There are also some challenges with prosthetic lens designs. Practitioners often face difficulties in terms of color reproducibility, the need for various trial lenses (including scleral lens diameters to reposition an iris for strabismic alignment purposes), patient comfort issues, and excessive chair time. There are many experienced prosthetic lens specialists to whom eyecare providers might refer a patient if they feel the case is warranted.
Special Effect Contact Lenses The use of colored contact lenses to provide unusual eye effects for actors in television and movies, as well as patients’ novelty use, has increased (Figures 4 and 5). Safety is the primary concern when using special effect contact lenses (regardless of whether or not they include vision correction). Special effect lenses can provide a wide range of effects, including bloody eyes; color changes; aged, diseased, or blind eye effects; or unusual designs just for fun.

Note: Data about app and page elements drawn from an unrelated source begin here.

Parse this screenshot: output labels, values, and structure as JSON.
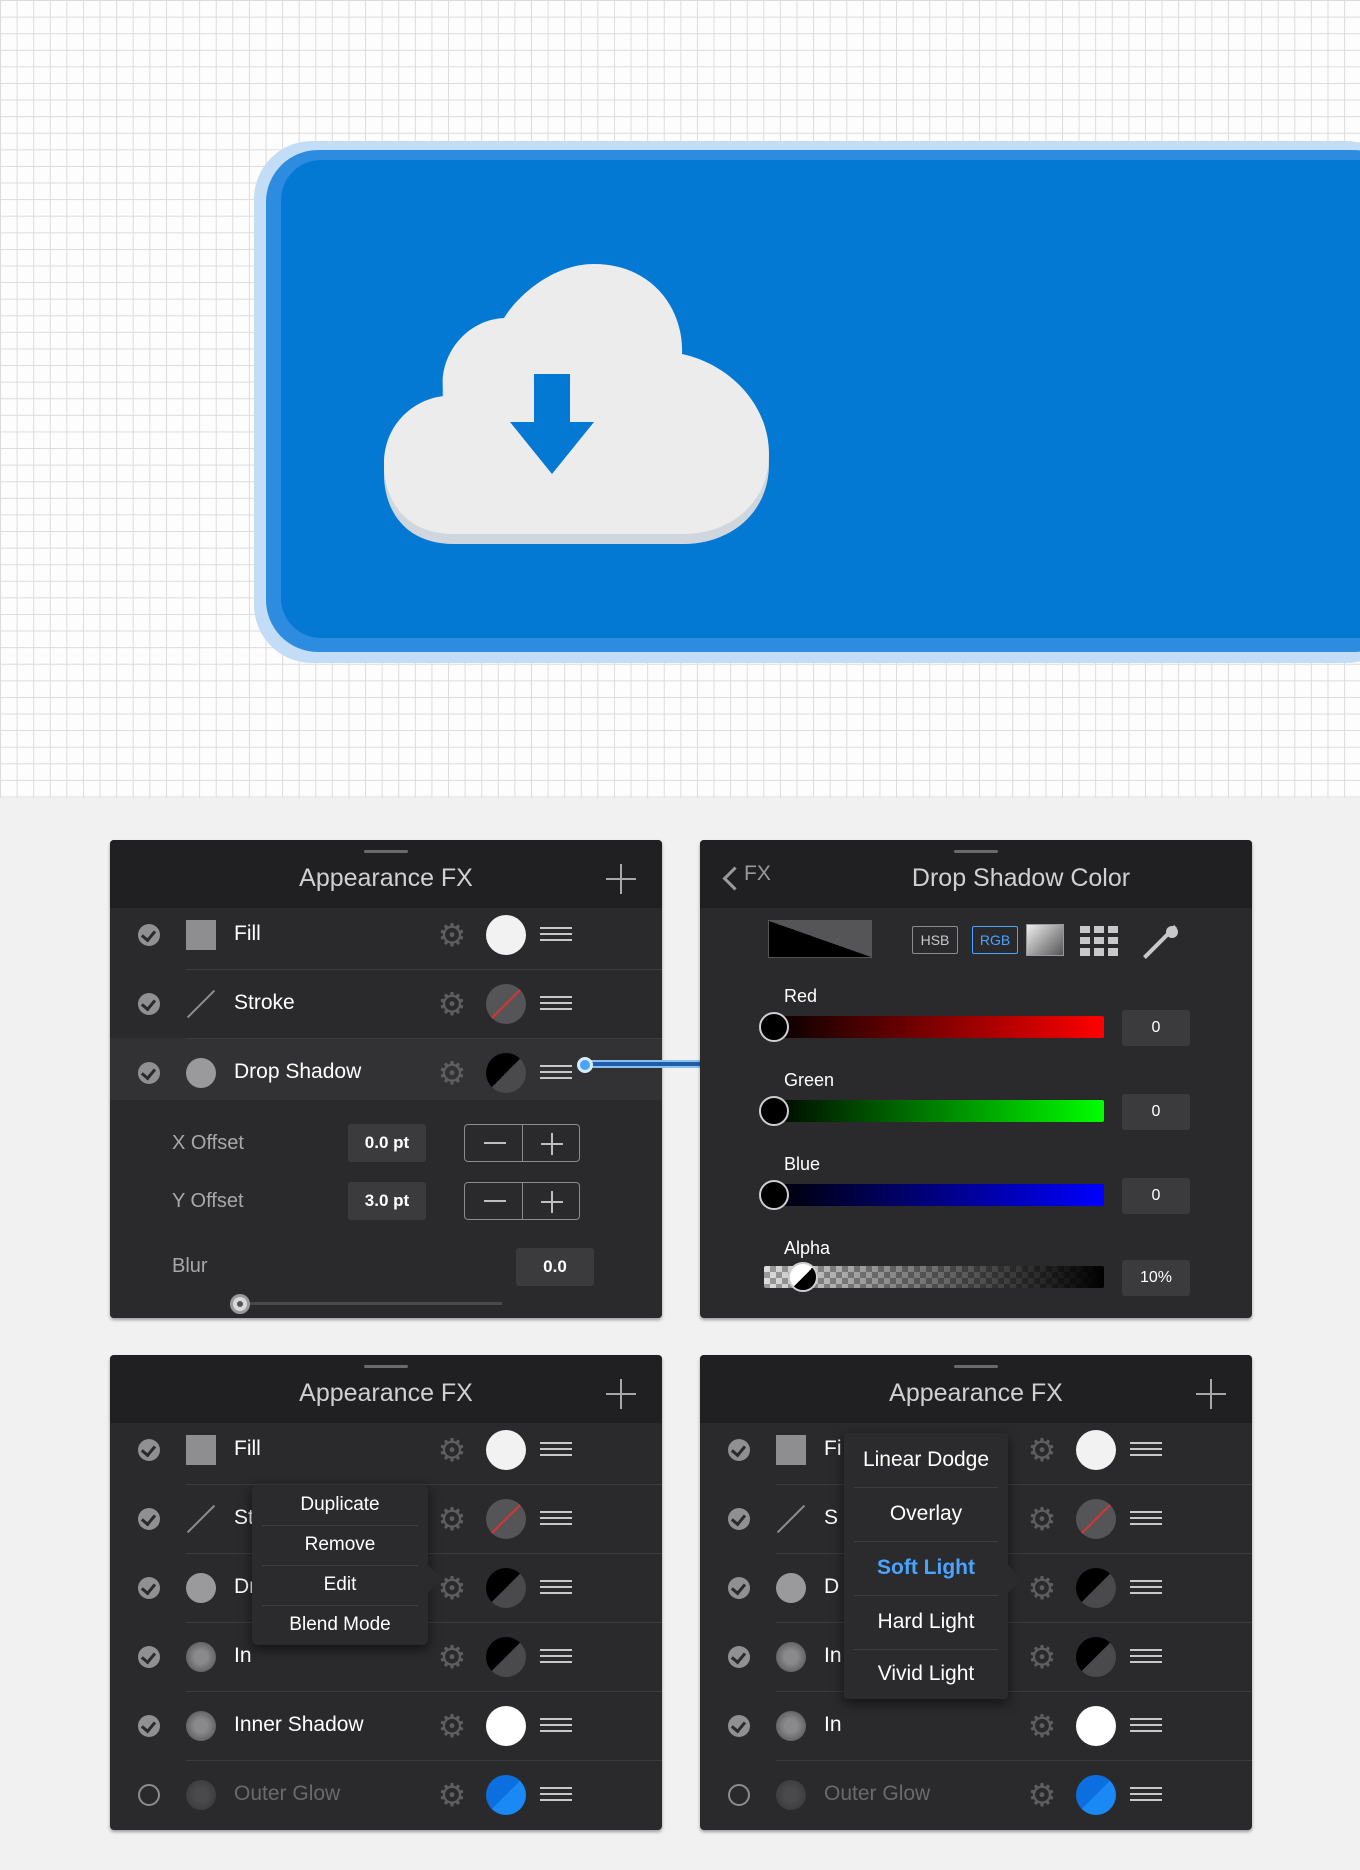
{
  "canvas": {
    "button_color": "#0479d4",
    "icon": "cloud-download-icon"
  },
  "fx_panel_1": {
    "title": "Appearance FX",
    "rows": [
      {
        "label": "Fill"
      },
      {
        "label": "Stroke"
      },
      {
        "label": "Drop Shadow"
      }
    ],
    "props": {
      "x_offset_label": "X Offset",
      "x_offset_value": "0.0 pt",
      "y_offset_label": "Y Offset",
      "y_offset_value": "3.0 pt",
      "blur_label": "Blur",
      "blur_value": "0.0"
    }
  },
  "color_panel": {
    "back_label": "FX",
    "title": "Drop Shadow Color",
    "hsb": "HSB",
    "rgb": "RGB",
    "red_label": "Red",
    "red_value": "0",
    "green_label": "Green",
    "green_value": "0",
    "blue_label": "Blue",
    "blue_value": "0",
    "alpha_label": "Alpha",
    "alpha_value": "10%"
  },
  "fx_panel_2": {
    "title": "Appearance FX",
    "rows": [
      {
        "label": "Fill"
      },
      {
        "label": "St"
      },
      {
        "label": "Dr"
      },
      {
        "label": "In"
      },
      {
        "label": "Inner Shadow"
      },
      {
        "label": "Outer Glow"
      }
    ],
    "menu": [
      "Duplicate",
      "Remove",
      "Edit",
      "Blend Mode"
    ]
  },
  "fx_panel_3": {
    "title": "Appearance FX",
    "rows": [
      {
        "label": "Fi"
      },
      {
        "label": "S"
      },
      {
        "label": "D"
      },
      {
        "label": "In"
      },
      {
        "label": "In"
      },
      {
        "label": "Outer Glow"
      }
    ],
    "menu": [
      "Linear Dodge",
      "Overlay",
      "Soft Light",
      "Hard Light",
      "Vivid Light"
    ],
    "menu_selected": "Soft Light"
  }
}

Figure 4. An example of a special effect lens.
Figure 5. Two examples of cosmetic lenses being used to alter an actor’s appearance for a theatrical performance.
A general eye examination and a contact lens fitting for each patient is necessary for legal purposes and to help prevent serious eye injuries, including corneal ulcers and abrasions. The FDA, the American Optometric Association, and the Entertainment Industries Council are making consumers—especially teenagers—aware of how to safely wear these contact lenses.
There are also challenges with special effect lenses. Given that safety is the most important issue when fitting a special effect contact lens either on an actor’s or a patient’s eye, it is imperative for everyone to have an eye examination despite the ease of purchasing lenses on the Internet without a prescription.
Familiarizing yourself and ancillary staff members with various color lens options, color lens manufacturers, and the various applications can add a new dimension to your practice. This will not only increase your revenue, but also help change some of your patients’ lives. CLS
Dr. Cassel has a contact lens practice in New York City where he provides special effect custom contact lenses to the motion picture and television industries. He owns an Optical boutique in Rockefeller Center and is president of Custom Color Contacts, a soft prosthetic contact lens company. He also is a consultant to Alcon and Johnson & Johnson Vision Care Inc.